“Damn!” Marlin muttered as he inspected the bike’s tire closely. That was the third time that the rear tire had gotten punctured in one week. It would have to go.
He dragged the bike through the sand, his long frizzy hair trailing behind him in the wind. It wasn’t too tough a job for someone of his strength, but the wind kept blowing sand into his eyes. Once, the sting was so awful that he opened his mouth to curse, which only resulted in a mouthful of sand. He spit it out with vigor and carried on. No little sandstorm was going to get the best of Marlin Parinski.
He couldn’t believe his luck as he came up to a garage not too far away from where the tire had broken down. He dragged the bike in and handed the mechanic ten Prios after telling him to remove the old tire and fix a new one in its place.
As he looked out from the shelter of the garage, the sandstorm kept getting worse. He’d been to deserts before on Earth, and although there had been sandstorms there as well, they were nowhere near as frequent as those on the desert areas in this world.

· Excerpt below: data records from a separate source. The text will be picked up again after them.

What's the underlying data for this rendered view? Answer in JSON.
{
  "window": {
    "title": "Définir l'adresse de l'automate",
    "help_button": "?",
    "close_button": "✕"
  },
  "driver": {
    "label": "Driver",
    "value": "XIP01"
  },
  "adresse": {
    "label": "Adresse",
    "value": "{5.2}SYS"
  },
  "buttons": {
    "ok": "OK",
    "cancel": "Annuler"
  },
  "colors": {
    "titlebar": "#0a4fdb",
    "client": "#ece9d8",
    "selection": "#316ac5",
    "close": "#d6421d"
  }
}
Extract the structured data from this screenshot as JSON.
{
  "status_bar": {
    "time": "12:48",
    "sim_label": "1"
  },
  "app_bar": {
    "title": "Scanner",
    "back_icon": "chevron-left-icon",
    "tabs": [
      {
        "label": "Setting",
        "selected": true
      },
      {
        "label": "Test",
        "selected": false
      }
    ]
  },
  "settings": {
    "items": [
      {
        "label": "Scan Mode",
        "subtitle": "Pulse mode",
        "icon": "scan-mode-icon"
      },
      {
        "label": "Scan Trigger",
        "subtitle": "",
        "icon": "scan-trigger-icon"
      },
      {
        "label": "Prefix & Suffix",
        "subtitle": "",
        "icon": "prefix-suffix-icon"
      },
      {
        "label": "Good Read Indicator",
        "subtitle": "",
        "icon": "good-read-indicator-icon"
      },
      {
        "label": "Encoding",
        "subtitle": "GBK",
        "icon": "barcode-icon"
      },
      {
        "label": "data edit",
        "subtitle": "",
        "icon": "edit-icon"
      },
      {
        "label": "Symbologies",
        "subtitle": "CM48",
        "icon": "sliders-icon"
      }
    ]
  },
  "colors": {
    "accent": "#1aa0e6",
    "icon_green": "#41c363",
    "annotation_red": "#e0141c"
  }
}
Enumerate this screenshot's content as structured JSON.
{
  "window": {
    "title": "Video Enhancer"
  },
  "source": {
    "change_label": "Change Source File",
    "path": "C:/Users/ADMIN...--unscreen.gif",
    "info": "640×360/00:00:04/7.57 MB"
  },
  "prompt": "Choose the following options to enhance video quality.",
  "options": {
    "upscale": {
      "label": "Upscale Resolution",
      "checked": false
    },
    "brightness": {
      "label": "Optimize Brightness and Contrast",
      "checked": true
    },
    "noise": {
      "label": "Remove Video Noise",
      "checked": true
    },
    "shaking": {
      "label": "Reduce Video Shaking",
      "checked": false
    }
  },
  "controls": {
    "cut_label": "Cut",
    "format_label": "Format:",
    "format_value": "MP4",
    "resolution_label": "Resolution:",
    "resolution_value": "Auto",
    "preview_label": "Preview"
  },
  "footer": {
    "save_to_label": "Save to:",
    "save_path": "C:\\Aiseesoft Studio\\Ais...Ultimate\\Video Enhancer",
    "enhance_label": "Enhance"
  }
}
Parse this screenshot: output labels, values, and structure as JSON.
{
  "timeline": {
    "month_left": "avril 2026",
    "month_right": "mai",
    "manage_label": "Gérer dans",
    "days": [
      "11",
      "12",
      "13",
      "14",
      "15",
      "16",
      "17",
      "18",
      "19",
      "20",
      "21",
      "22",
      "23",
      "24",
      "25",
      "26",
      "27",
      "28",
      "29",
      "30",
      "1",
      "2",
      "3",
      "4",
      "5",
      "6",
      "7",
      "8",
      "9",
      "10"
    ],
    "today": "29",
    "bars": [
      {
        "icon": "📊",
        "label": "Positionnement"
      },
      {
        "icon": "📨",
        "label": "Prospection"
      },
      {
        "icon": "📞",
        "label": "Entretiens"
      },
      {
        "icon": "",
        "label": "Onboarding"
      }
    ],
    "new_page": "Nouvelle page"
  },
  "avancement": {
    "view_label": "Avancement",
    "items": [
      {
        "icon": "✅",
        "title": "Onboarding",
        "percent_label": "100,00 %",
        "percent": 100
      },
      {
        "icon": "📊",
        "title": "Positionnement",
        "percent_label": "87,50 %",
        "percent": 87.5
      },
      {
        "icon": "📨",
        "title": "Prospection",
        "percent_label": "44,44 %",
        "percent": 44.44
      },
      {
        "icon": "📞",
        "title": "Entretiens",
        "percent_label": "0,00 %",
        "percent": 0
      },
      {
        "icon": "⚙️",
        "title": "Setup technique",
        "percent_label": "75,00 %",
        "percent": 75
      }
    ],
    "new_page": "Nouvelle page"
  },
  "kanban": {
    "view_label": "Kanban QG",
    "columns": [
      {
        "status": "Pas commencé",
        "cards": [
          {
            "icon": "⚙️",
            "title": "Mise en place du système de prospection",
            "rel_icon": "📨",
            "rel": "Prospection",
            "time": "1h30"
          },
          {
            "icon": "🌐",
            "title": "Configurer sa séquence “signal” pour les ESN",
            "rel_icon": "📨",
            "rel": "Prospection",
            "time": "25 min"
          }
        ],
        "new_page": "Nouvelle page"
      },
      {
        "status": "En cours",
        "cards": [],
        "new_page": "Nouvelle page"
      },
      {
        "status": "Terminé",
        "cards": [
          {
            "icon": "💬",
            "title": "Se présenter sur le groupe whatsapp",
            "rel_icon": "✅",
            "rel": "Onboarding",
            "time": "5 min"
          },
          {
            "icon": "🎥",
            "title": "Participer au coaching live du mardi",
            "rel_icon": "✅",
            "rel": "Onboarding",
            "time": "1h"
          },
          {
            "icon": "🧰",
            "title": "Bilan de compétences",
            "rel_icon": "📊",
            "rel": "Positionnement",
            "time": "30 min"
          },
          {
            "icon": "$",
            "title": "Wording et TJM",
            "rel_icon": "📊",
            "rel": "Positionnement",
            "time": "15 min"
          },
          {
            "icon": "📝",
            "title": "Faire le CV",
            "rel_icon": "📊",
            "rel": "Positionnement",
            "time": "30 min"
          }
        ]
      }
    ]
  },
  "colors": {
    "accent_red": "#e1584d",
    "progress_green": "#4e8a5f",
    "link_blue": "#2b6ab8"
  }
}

Marlin wondered if this world was bigger than the Earth . He wondered if anyone here had bothered to find out. People seemed to have very little enthusiasm over here. Most of the people Marlin knew lived in the town named Geric, which was where he lived. There were lots of others scattered all over the place, living by themselves. Many other towns probably existed as well, but very few wanted to explore the land to meet new people and were mostly satisfied with their simple, secluded lives.
He looked at his watch. He had to finish the task that The Prophet had assigned him and reach home before sunset. Not only did he not want to be out in the severe cold, he had to reach home in time for the special feast.

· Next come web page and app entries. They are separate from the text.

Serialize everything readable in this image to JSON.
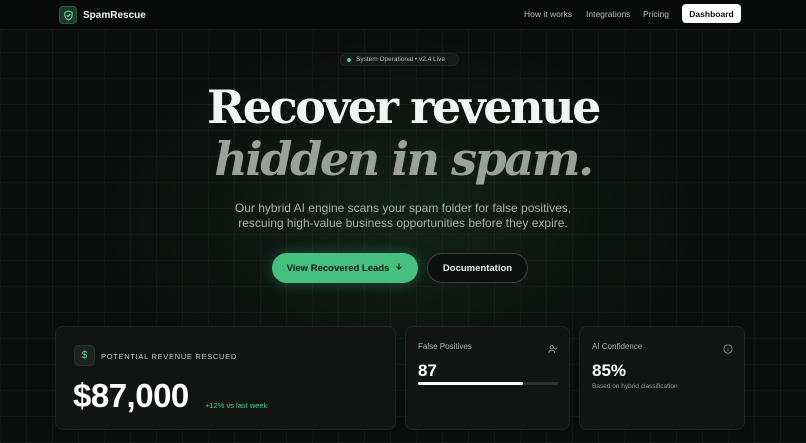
{
  "brand": {
    "name": "SpamRescue",
    "logo_icon": "shield-check-icon"
  },
  "nav": {
    "links": [
      "How it works",
      "Integrations",
      "Pricing"
    ],
    "cta": "Dashboard"
  },
  "hero": {
    "status": "System Operational • v2.4 Live",
    "title_line1": "Recover revenue",
    "title_line2": "hidden in spam.",
    "subtitle_line1": "Our hybrid AI engine scans your spam folder for false positives,",
    "subtitle_line2": "rescuing high-value business opportunities before they expire.",
    "primary_button": "View Recovered Leads",
    "primary_button_icon": "arrow-down-icon",
    "secondary_button": "Documentation"
  },
  "stats": {
    "revenue": {
      "icon": "dollar-icon",
      "label": "POTENTIAL REVENUE RESCUED",
      "value": "$87,000",
      "delta": "+12% vs last week"
    },
    "false_positives": {
      "title": "False Positives",
      "icon": "user-check-icon",
      "value": "87",
      "progress": 0.75
    },
    "ai_confidence": {
      "title": "AI Confidence",
      "icon": "info-icon",
      "value": "85%",
      "note": "Based on hybrid classification"
    }
  },
  "colors": {
    "accent": "#46c07e",
    "background": "#0b0d0c",
    "card": "#121413",
    "positive": "#4fd08a"
  }
}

Today was no ordinary day. It was the ten-year anniversary of the eruption of Mt. Hellfire. Marlin had been in this world for two years when it had happened.
He had been sitting at the table eating dinner with his mother when it happened. The loud bang seemed to shake the house. He could see the volcano from the window. The top of the mountain was covered in what he assumed to be lava and ash, which slowly started flowing down.
They had rushed out of the house and watched as people screamed and ran in different directions. Some simply stood and stared at the volcano, either in shock or fascination. Those were the first ones to go. Marlin had rode away on the bike with his mother, but few others had the luxury of vehicles to get away.
The lava wasn’t the worst part of the eruption. Its flow was slow enough for the people to escape, although lots of homes were destroyed by it. The worst part was the clouds of hot tephra that emerged from the top and sides of the volcano.
The clouds raced down the mountainside, destroying almost everything in their path. The ash that erupted into the sky fell back to the land like powdery snow that wouldn’t melt. The thick blankets of ash suffocated all the creatures that couldn’t escape its wrath.
The volcano continued burning for two weeks. Their town was almost completely obliterated. Nearly half the population had died of asphyxiation and due to the landslide that followed in the aftermath of the explosion.
Nobody had listened to the warnings of The Prophet. He had told them that the mountain was fated to explode very soon, but no one had paid heed to the old man’s warnings. They had thought him to be a lunatic. After the eruption, he became their leader. He helped organize the rebuilding of the town in a location away from all the ash. He helped put their lives in order once again.
The Prophet dubbed the volcano Mt. Hellfire, and that was what everyone called it now. Everyone except the rebels. They were the ones who repudiated The Prophet’s leadership.
Every year, The Prophet held a special feast to celebrate the anniversary of the explosion. The rebels considered this an insult to the ones who had died, but The Prophet said that the anniversary was simply to rejoice in the fact that Mt. Hellfire had left them in peace for another year.
Marlin didn’t find death as serious over here as it seemed on Earth. Somehow, the concept had taken on a whole new meaning. They now knew that death was not eventual; at least, not the first time.
The mechanic had finished the work, and Marlin decided that he had better get going or the man he was to rescue would soon find out what happened the second time. The Prophet had told him that the man had been in one of Zhang Lin’s cells for a few days. There was no way out of the cell. Zhang Lin hadn’t meant his prisoners to escape. He had wanted them to die a slow death of starvation and thirst.
In spite of the sandstorm, Marlin made it to the spot in good time. Before his eyes were the infamous fifty cells where Zhang Lin, the most terrible ruler that the Second World had seen, imprisoned the worst of his enemies. It was very unfortunate for someone to arrive in this world at that particular spot.
Marlin walked through the area, noting the numbers on each cell, until he finally arrived at number 22. The Prophet had told him that there was only one way to open the cell. If Marlin leanedon the wrong spot, anything could happen. Zhang Lin might have placed any number of traps that would be triggered if pressure was put on the wrong part of the wall.
Slowly, Marlin moved his hands lightly along the wall. He had moved it along two of the four walls and was halfway through the third when he felt the slight bulge that was invisible to the eye. On this spot, Marlin applied all the force he could.
The wall opened up into two halves and revealed an emaciated figure lying on the centre of the floor, motionless.